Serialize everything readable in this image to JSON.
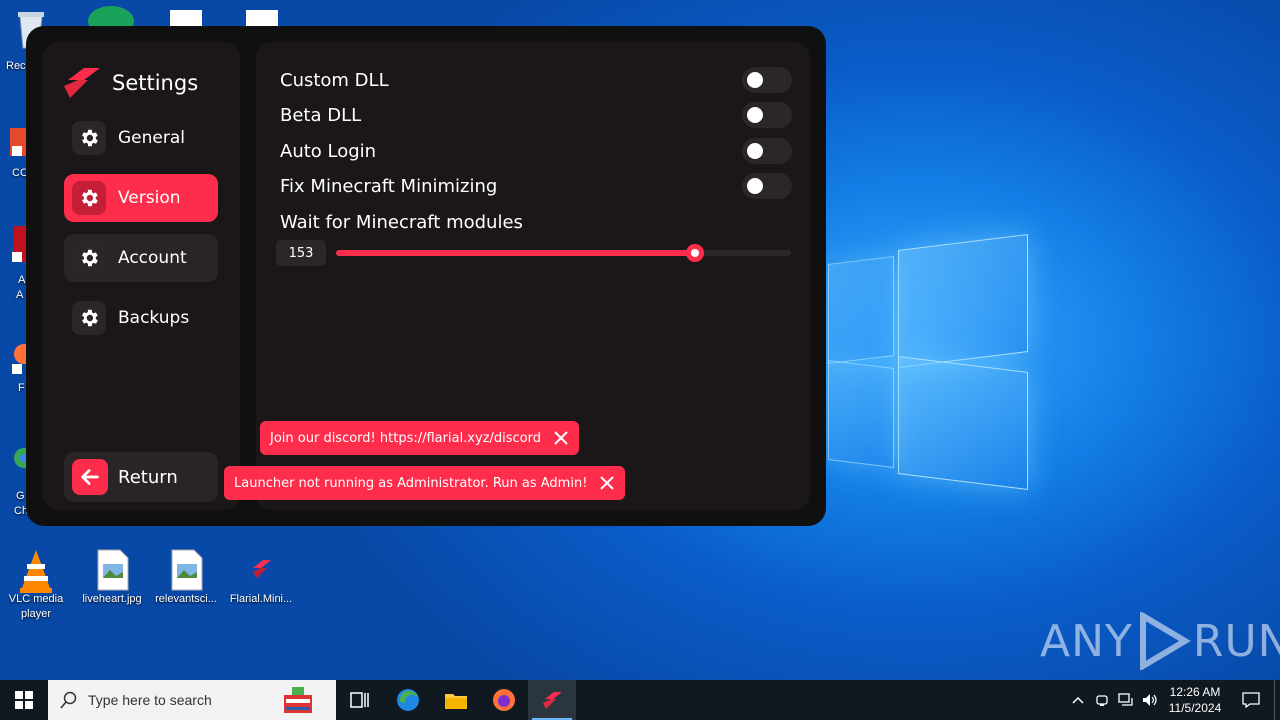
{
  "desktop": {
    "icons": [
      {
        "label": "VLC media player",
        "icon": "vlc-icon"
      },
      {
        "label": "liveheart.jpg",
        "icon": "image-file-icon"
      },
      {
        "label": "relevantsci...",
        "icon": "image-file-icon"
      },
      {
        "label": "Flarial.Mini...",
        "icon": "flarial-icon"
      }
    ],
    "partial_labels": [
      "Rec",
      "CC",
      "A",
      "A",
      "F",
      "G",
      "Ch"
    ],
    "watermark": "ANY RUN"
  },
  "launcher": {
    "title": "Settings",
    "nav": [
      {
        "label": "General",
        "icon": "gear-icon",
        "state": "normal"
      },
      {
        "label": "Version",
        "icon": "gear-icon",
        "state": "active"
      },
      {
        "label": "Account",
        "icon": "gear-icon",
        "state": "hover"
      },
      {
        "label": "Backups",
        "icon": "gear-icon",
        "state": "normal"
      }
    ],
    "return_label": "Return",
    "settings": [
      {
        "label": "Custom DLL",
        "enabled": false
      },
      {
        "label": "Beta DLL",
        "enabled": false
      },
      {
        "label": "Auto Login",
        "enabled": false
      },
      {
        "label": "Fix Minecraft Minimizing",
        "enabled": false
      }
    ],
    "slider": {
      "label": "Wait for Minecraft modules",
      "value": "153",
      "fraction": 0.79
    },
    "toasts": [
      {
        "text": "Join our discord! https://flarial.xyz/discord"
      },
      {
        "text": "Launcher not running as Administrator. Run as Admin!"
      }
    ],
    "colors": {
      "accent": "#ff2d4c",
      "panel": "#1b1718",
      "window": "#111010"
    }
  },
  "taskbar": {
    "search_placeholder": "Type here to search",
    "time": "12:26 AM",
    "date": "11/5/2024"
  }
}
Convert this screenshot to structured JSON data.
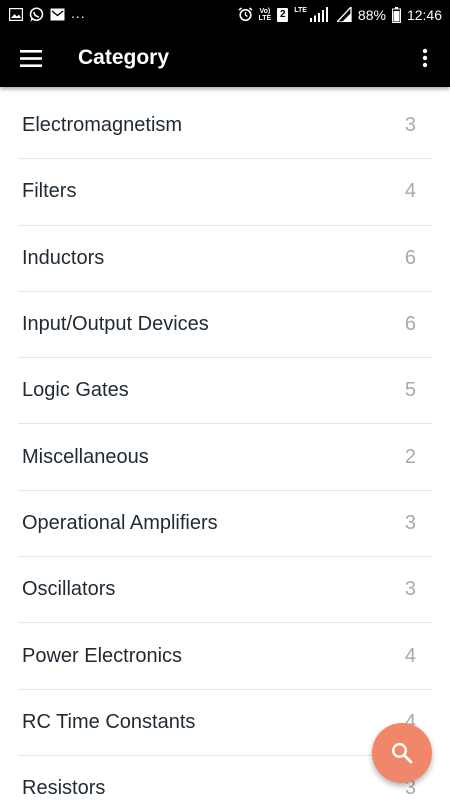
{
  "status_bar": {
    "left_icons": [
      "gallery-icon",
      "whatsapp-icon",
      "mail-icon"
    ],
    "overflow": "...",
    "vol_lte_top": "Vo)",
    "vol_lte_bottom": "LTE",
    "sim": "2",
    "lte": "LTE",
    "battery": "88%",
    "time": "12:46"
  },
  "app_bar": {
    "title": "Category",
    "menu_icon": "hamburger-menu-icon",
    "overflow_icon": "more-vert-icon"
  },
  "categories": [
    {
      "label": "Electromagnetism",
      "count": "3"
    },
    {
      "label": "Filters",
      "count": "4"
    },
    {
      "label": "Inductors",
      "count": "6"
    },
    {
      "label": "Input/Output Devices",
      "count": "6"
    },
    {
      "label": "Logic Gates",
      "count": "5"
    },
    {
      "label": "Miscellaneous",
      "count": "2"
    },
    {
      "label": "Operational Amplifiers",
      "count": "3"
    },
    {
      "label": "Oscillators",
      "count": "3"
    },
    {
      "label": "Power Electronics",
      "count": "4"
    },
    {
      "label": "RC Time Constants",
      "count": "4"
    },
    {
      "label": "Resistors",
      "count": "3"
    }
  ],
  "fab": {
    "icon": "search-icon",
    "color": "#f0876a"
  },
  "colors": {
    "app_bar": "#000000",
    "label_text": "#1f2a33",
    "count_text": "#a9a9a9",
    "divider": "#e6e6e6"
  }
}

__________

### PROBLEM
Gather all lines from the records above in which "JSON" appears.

### ANSWER FOR THIS EXERCISE
Serialize everything readable in this image to JSON.
Convert this screenshot to structured JSON data.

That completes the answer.